On March 1st, Heat Seeker® identified a very large bullish call spread purchased when the stock was trading at $27.87. In this case, someone came in and bought 3,500 of the August $32 calls between $1.84 and $2.20, while simultaneously selling 3,500 of the August $40 calls against the lower strike.
A spread like this means the trader believes the stock might rise to at least $40 by the time the options expire in August (but probably believes that it won’t rise much above $40).
We knew these trades were placed together because there was no open interest on either strike price, and both legs were executed at the same time. But pinpointing exactly what’s happening in spreads can be difficult for the average trader simply staring at the options chain. Most people choose not to access the real-time data.
However, our analysts are able to utilize Heat Seeker® to determine which portion of the trade took place on the bid vs. that occurring on the ask. This is important because it tells us who the instigator of the trade was, which indicates whether it was actually bullish or bearish. For instance, if the instigator of the trade was the person selling a 32/40 call spread, that would indicate that they expected the stock to stay below $32. If, as was the case here, the instigator was the person buying the 32/40 call spread, then that indicates that it was a bullish trade.

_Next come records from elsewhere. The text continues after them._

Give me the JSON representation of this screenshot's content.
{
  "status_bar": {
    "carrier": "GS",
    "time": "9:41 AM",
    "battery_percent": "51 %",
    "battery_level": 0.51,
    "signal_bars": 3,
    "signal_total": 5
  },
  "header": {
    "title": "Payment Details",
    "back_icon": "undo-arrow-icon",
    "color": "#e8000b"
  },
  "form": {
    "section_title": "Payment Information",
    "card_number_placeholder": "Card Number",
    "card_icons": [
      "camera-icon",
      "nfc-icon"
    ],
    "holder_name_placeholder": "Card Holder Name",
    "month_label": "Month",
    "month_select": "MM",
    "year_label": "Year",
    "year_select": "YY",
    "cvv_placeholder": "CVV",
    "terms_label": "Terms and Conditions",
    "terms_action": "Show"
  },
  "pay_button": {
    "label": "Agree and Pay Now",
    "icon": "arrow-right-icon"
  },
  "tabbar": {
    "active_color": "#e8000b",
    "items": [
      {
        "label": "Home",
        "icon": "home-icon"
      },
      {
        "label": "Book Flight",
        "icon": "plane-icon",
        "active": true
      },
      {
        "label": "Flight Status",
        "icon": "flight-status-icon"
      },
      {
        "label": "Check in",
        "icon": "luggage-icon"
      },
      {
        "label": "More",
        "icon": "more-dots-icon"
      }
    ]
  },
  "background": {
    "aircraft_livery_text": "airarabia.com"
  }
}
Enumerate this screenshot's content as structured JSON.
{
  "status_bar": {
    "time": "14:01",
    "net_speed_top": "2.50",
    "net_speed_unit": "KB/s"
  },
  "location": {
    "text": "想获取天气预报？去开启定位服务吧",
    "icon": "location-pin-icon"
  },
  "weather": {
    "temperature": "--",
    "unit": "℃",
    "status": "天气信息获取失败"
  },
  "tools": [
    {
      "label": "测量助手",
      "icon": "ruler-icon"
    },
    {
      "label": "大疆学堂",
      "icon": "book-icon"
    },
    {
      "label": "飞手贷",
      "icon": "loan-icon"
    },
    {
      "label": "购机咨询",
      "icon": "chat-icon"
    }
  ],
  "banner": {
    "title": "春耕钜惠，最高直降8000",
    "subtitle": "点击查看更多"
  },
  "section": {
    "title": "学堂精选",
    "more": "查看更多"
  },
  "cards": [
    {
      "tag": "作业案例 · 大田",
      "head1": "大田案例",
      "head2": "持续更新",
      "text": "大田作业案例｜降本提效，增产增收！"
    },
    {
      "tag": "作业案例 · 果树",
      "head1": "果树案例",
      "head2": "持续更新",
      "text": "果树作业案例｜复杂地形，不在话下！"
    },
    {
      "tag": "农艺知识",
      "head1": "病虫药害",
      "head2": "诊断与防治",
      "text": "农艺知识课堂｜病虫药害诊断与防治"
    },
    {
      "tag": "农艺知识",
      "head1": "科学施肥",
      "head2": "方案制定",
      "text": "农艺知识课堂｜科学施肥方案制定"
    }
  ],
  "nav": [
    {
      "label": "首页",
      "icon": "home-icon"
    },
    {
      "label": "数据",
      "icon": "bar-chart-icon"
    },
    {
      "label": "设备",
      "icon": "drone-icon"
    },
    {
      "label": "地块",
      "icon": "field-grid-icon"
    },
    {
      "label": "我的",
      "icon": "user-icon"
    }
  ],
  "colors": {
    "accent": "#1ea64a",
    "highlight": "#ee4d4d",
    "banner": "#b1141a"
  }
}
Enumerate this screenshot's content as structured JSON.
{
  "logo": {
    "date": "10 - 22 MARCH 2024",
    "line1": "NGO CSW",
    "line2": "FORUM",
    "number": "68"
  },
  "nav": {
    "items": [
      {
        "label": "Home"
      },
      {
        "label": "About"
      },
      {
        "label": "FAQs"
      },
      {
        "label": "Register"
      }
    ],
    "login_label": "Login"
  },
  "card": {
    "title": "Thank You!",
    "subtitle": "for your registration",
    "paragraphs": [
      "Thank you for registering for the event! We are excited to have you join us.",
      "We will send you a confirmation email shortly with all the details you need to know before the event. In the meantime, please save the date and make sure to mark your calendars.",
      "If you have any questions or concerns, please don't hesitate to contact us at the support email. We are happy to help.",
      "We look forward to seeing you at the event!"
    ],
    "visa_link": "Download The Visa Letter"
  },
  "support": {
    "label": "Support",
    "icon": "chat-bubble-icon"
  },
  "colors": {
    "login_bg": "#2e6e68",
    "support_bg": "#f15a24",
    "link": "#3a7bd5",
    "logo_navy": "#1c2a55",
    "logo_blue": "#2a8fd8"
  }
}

Once our team was able to decipher the direction of the spread, we sent a trade idea to members letting them know what we were seeing. We also provided a potential entry trigger level of $28.48 on the stock based on technical analysis, which could be a comfortable area to enter the trade if breached.
Over the next four trading days, FTAI broke through that $28.48 level and continued as high as $31.81. While that move might not be as impressive as RIOT’s, it turned into a nice little trade as the $32 calls gained in price more than the $40 calls did. That resulted in a net profit on the trade.
The bottom line
Trading unusual options activity is really a philosophy. It means finding the right UOA trades and marrying them with potential catalysts, data, and technical analysis. It is not just blindly following large trades.
At the end of the day, you must analyze all the information at your disposal. Then, decide if you agree with the unusual order flow and consider the best way to follow the smart money. That’s how we trade at Market Rebellion.
For more information about how we pick our trades, check out Jon and Pete Najarian’s F.R.A.M.E. method.